As soon as the hive is put back together, the bees may get to work making many emergency queen cells to replace those taken away. The colony must be thoroughly checked again a week later and every one of the emergency cells destroyed. Otherwise the first queen to emerge may take a swarm out.

The other drawback of this method is that from the time of removing the old queen to the time the new queen starts to lay eggs can be three to four weeks. During this time the bees do not usually do much work and may get tetchy. To be on the safe side, it is always a good idea to keep the old queen in a small nucleus colony in case something goes wrong and the new queen is unsuccessful.

A swarm of bees contains only bees. It cannot take any developing brood with it. So if the beekeeper can manipulate the colony by removing the brood, the colony will respond by acting as if it had swarmed naturally and will settle down.

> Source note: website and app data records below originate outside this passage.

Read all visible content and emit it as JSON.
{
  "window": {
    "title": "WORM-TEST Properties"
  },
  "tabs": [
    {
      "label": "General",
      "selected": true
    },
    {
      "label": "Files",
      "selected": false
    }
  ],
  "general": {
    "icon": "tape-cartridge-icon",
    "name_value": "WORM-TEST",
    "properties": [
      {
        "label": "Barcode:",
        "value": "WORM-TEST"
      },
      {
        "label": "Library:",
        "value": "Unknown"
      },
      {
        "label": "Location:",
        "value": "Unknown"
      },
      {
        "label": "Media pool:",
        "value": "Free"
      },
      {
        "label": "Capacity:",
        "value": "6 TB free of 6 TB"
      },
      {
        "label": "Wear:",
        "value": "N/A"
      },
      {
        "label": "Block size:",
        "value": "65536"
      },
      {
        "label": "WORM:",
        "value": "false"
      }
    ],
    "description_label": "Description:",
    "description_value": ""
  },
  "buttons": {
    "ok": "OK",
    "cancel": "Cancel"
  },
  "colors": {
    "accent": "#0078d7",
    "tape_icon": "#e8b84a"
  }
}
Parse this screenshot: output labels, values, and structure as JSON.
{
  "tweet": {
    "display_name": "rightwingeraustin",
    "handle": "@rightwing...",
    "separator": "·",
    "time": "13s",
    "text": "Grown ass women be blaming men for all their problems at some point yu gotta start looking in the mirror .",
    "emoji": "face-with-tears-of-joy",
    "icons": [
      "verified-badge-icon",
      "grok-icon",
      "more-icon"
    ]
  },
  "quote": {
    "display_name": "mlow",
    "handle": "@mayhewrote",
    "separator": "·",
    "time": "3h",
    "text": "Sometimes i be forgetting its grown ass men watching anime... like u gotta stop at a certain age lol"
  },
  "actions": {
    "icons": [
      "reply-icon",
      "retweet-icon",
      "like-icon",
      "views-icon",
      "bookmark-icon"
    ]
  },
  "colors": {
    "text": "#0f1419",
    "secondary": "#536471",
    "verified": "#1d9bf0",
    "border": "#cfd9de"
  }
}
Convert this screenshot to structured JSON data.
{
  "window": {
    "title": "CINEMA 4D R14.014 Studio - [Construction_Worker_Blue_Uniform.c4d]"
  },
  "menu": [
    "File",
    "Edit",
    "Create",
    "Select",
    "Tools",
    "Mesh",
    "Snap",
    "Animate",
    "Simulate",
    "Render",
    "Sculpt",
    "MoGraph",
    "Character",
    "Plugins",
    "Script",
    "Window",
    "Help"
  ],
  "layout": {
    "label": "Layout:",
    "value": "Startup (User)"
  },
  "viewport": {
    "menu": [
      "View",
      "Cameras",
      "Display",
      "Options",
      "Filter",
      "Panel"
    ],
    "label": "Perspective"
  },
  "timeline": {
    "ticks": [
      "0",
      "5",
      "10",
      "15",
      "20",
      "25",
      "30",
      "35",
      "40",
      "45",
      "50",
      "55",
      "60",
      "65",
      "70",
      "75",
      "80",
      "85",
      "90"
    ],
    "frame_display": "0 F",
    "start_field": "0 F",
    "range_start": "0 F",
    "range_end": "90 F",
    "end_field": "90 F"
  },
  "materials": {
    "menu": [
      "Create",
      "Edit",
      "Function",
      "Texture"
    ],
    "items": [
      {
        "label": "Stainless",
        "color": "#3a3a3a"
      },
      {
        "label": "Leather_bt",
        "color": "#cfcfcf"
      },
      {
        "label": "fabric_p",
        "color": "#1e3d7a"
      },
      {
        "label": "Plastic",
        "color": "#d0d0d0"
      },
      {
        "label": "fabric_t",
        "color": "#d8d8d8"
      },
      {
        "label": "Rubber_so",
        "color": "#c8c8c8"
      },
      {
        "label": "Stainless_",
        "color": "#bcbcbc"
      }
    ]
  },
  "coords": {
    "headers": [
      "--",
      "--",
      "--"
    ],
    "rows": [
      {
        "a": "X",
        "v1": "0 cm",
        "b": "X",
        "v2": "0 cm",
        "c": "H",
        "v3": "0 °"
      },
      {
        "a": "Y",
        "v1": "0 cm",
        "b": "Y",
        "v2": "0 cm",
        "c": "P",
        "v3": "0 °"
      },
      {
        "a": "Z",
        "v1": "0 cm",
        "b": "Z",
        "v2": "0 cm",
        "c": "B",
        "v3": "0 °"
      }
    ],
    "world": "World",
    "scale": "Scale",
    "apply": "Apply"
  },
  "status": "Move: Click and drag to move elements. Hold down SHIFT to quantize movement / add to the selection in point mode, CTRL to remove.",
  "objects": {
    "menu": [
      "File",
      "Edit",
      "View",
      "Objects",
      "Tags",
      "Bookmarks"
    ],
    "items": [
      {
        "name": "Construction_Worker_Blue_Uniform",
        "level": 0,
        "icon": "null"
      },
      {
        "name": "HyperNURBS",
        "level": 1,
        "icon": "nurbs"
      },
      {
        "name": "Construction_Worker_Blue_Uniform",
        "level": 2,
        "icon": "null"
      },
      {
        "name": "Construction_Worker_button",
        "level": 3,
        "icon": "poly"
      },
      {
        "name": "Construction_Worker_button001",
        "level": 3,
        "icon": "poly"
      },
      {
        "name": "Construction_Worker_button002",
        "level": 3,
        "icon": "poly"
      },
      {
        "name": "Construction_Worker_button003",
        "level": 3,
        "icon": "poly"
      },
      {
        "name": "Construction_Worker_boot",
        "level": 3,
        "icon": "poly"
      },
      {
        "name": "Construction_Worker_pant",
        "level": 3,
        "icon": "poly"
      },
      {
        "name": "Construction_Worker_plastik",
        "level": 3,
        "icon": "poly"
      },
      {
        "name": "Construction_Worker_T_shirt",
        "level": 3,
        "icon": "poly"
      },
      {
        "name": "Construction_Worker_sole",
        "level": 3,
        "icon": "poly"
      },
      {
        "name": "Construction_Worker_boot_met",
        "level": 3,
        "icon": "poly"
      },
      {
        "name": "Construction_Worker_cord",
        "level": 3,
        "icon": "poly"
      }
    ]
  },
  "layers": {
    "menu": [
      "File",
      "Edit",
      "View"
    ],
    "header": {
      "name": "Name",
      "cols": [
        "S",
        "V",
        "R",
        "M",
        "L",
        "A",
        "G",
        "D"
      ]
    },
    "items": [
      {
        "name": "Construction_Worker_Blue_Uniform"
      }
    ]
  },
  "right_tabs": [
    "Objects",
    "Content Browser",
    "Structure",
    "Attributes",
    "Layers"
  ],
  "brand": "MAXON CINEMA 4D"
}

Not surprisingly, this method is referred to as an 'artificial swarm'. Pagden's is the classic method of making an artificial swarm and it is detailed in most text-books. The main problem for new beekeepers is that a second hive is needed, and it works best with drawn comb rather than foundation. This method divides one colony into two and the hives stand side by side.

The colonies can remain separate if you want to increase colony numbers, alternatively the two parts can be reunited later on in the season headed by the new queen. Heddon's method is an improvement on Pagden's, and usually gives a bigger honey crop but it does involve a bit more work.

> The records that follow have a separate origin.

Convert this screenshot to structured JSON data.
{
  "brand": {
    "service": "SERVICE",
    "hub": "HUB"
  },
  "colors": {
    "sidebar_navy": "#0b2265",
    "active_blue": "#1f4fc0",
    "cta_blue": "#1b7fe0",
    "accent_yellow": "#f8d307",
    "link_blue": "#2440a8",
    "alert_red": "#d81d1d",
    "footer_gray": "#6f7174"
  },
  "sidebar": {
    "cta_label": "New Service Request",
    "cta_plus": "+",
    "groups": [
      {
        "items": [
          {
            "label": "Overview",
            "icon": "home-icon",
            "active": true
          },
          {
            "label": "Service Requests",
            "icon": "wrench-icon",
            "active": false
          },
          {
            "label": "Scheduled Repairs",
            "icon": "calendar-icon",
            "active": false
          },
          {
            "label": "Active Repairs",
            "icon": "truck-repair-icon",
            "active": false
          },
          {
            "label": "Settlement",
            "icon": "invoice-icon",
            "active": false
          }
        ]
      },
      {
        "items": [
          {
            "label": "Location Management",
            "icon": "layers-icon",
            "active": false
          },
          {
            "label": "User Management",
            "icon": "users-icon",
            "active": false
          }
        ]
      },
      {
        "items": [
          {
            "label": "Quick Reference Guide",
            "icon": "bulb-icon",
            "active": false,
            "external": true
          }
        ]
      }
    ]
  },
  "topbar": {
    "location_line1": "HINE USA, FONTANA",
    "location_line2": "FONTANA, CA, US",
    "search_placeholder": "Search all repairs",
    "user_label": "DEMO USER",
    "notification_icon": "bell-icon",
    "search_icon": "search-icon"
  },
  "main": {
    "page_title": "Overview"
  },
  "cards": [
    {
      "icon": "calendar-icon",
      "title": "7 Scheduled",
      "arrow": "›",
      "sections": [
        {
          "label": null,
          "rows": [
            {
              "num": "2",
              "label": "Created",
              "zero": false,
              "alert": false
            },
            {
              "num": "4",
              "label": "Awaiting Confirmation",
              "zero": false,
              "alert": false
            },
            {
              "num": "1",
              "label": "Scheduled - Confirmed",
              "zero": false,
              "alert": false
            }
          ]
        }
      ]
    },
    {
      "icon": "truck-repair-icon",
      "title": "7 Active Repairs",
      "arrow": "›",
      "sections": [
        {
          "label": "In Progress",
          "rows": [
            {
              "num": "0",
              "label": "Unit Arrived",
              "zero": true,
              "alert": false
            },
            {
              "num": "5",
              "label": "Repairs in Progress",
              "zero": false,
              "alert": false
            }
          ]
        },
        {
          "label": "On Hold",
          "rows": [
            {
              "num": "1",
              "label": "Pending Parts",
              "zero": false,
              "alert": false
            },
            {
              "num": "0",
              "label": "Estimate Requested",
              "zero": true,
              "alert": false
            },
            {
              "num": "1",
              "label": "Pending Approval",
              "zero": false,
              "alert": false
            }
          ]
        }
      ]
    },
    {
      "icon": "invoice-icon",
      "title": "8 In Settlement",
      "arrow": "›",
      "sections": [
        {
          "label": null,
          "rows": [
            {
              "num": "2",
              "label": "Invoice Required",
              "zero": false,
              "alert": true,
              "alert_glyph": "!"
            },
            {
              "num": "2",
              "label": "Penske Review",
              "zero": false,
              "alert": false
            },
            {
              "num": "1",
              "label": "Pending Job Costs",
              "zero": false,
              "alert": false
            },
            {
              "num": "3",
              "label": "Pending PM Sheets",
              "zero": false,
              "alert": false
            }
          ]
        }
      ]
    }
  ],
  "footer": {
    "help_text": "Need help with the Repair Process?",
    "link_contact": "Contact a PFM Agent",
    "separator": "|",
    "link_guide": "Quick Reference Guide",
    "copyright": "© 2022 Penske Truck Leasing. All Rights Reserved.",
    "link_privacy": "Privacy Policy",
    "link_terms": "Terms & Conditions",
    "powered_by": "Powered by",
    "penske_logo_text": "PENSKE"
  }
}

For strong colonies occupying two brood chambers there are several methods to choose from. The most popular are probably Demaree and Snelgrove.

For both these methods the frames in the brood chambers need to be sorted so that the frames with brood are put into one brood chamber and the frames without brood are placed in the other brood chamber together with the queen. Instead of the brood chambers being placed side by side as in Pagden's method, here they are stacked in a pile.

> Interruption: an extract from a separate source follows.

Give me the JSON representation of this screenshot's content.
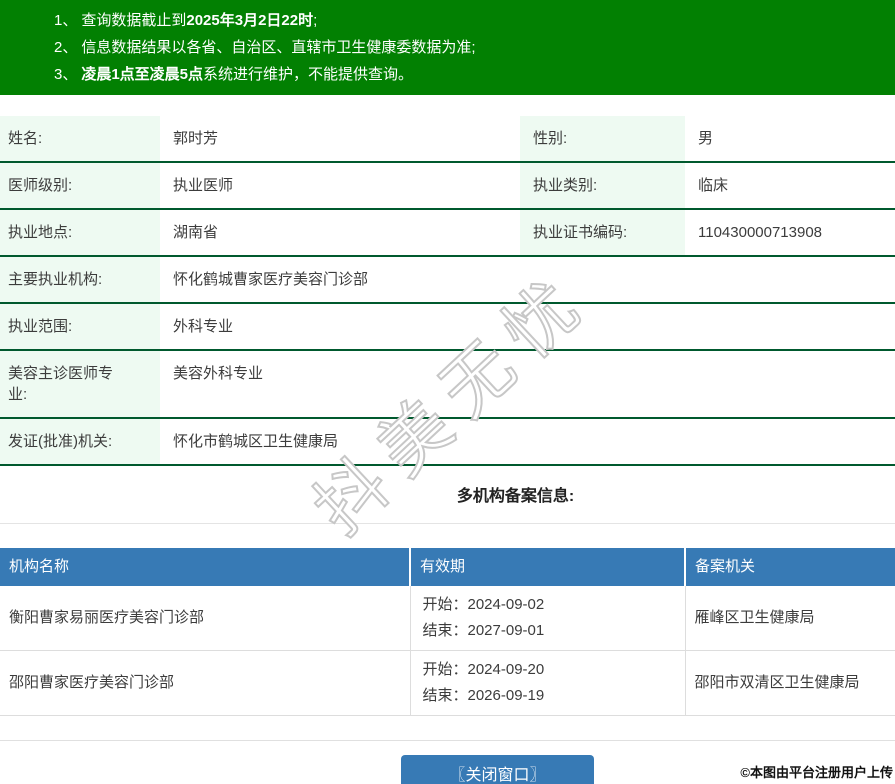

The queen's box goes at the bottom of the stack (on the same site as before) and the box with brood at the top, separated by the queen excluder and supers.

With Demaree's method the bees can circulate within the whole hive. Queen cells have to be looked for in the top box and removed, and this has to be repeated until no more can be made. The bees continue to work uninterrupted so honey crops can be very large.

For many beekeepers the drawback is that the colony becomes enormously strong so it isn't suitable for beginners or for small back gardens. It does not allow for the production of a new queen, for that you need to use Snelgrove's method.

Snelgrove's system is similar to Demaree's and also usually gives good crops of honey. However, it has the advantage of allowing a new queen to be produced as well. It uses a specially designed division board, called a Snelgrove board, to separate the top brood chamber from the rest of the hive. Little doors in the edges of the board allow bees from the top box to be shunted down to boost the workforce below.

Queen cells will be built in the top box and need to be reduced leaving one to mature. This queen can be allowed to leave the hive by the back door in the board to go out and mate. The top box can become either a separate colony or the two parts can be reunited later to give a really strong force for the main nectar flow.

Why are there so many alternatives? The answer to that is a simple one: along with controlling the swarming, these different methods, work in different ways and serve different purposes.

Some methods allow you to make an increase in colony numbers if you want to, whereas others keep the numbers the same. Pagden gives you the option to do either. Snelgrove's method is good for rearing a new queen but needs attention to the board every few days, so it isn't well suited for use in an out apiary.

Why bother? Many beekeepers miss out because they never allow their bees to achieve their full potential. It's like driving a car but never getting out of second gear.

If you haven't attempted swarm control before I would suggest that you try Pagden's basic method, and use it for a few swarm seasons until you understand it and become comfortable with it. Once you understand Pagden's method you will be able to understand all the others.

No swarming means more honey for the beekeeper. Not a difficult decision to make really.